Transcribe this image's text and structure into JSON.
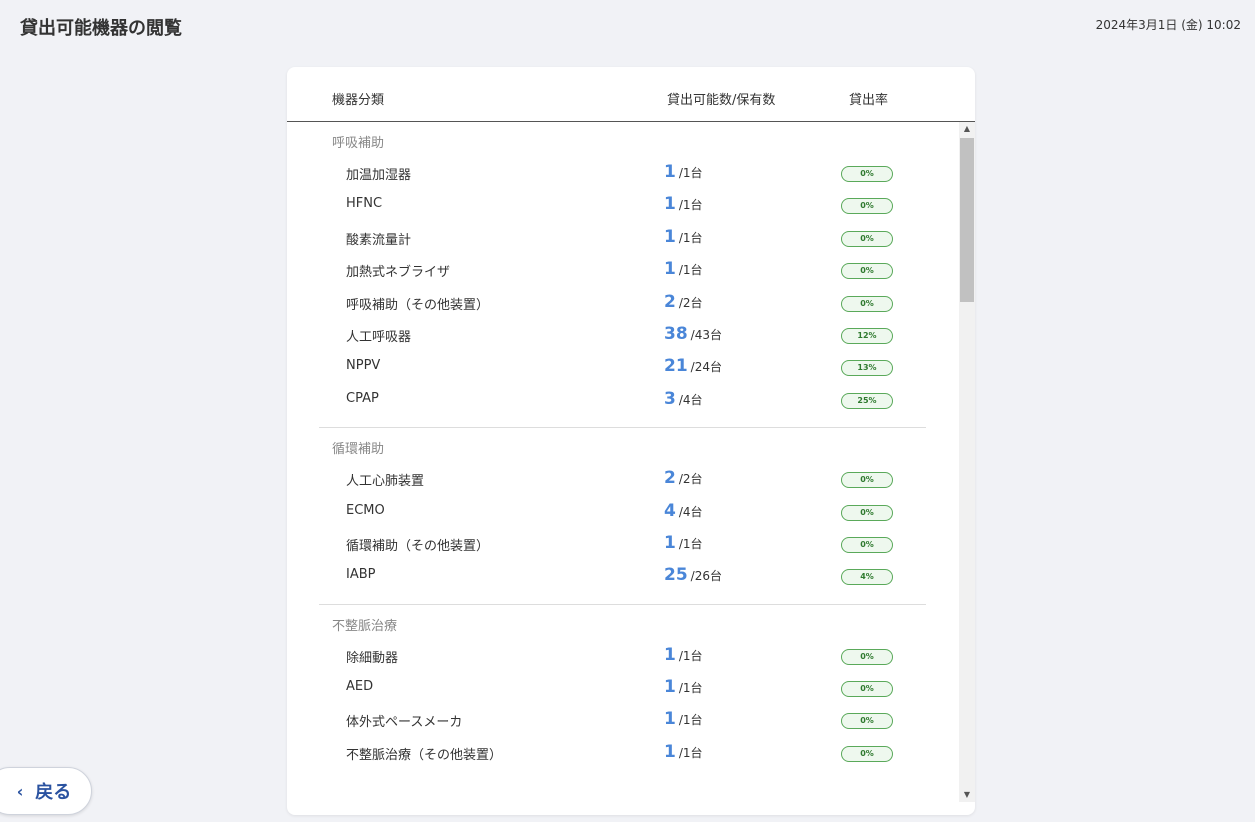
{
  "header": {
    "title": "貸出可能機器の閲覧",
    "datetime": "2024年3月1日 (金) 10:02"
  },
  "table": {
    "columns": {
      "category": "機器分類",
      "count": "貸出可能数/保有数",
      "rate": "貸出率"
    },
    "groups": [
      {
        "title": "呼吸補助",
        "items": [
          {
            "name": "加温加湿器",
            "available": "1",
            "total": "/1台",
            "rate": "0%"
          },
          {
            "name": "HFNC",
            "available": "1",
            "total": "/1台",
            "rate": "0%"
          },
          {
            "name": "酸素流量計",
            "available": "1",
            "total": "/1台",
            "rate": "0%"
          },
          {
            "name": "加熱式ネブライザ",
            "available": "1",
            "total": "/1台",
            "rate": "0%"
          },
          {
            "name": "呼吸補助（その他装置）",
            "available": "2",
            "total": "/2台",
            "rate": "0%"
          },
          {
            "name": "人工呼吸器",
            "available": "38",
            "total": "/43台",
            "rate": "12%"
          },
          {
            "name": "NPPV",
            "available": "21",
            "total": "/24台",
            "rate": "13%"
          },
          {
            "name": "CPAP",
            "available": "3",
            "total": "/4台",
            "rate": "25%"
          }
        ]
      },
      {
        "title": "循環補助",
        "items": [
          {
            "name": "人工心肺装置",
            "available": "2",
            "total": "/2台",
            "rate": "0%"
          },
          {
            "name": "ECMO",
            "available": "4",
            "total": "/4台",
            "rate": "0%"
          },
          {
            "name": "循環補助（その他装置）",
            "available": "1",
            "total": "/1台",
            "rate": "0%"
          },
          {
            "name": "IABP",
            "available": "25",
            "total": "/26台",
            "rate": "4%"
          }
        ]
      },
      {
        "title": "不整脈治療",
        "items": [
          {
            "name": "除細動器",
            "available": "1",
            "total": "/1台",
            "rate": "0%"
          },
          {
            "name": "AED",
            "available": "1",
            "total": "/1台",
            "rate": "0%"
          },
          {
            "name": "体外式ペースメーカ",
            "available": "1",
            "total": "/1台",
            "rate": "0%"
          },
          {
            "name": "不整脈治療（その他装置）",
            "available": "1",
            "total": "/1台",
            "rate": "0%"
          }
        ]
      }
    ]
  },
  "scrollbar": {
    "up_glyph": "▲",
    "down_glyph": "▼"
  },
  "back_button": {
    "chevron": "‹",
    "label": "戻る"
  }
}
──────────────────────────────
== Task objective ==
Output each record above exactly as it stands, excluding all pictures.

== Task output ==
Transcribe this image's text and structure into JSON.
{
  "header": {
    "title": "貸出可能機器の閲覧",
    "datetime": "2024年3月1日 (金) 10:02"
  },
  "table": {
    "columns": {
      "category": "機器分類",
      "count": "貸出可能数/保有数",
      "rate": "貸出率"
    },
    "groups": [
      {
        "title": "呼吸補助",
        "items": [
          {
            "name": "加温加湿器",
            "available": "1",
            "total": "/1台",
            "rate": "0%"
          },
          {
            "name": "HFNC",
            "available": "1",
            "total": "/1台",
            "rate": "0%"
          },
          {
            "name": "酸素流量計",
            "available": "1",
            "total": "/1台",
            "rate": "0%"
          },
          {
            "name": "加熱式ネブライザ",
            "available": "1",
            "total": "/1台",
            "rate": "0%"
          },
          {
            "name": "呼吸補助（その他装置）",
            "available": "2",
            "total": "/2台",
            "rate": "0%"
          },
          {
            "name": "人工呼吸器",
            "available": "38",
            "total": "/43台",
            "rate": "12%"
          },
          {
            "name": "NPPV",
            "available": "21",
            "total": "/24台",
            "rate": "13%"
          },
          {
            "name": "CPAP",
            "available": "3",
            "total": "/4台",
            "rate": "25%"
          }
        ]
      },
      {
        "title": "循環補助",
        "items": [
          {
            "name": "人工心肺装置",
            "available": "2",
            "total": "/2台",
            "rate": "0%"
          },
          {
            "name": "ECMO",
            "available": "4",
            "total": "/4台",
            "rate": "0%"
          },
          {
            "name": "循環補助（その他装置）",
            "available": "1",
            "total": "/1台",
            "rate": "0%"
          },
          {
            "name": "IABP",
            "available": "25",
            "total": "/26台",
            "rate": "4%"
          }
        ]
      },
      {
        "title": "不整脈治療",
        "items": [
          {
            "name": "除細動器",
            "available": "1",
            "total": "/1台",
            "rate": "0%"
          },
          {
            "name": "AED",
            "available": "1",
            "total": "/1台",
            "rate": "0%"
          },
          {
            "name": "体外式ペースメーカ",
            "available": "1",
            "total": "/1台",
            "rate": "0%"
          },
          {
            "name": "不整脈治療（その他装置）",
            "available": "1",
            "total": "/1台",
            "rate": "0%"
          }
        ]
      }
    ]
  },
  "scrollbar": {
    "up_glyph": "▲",
    "down_glyph": "▼"
  },
  "back_button": {
    "chevron": "‹",
    "label": "戻る"
  }
}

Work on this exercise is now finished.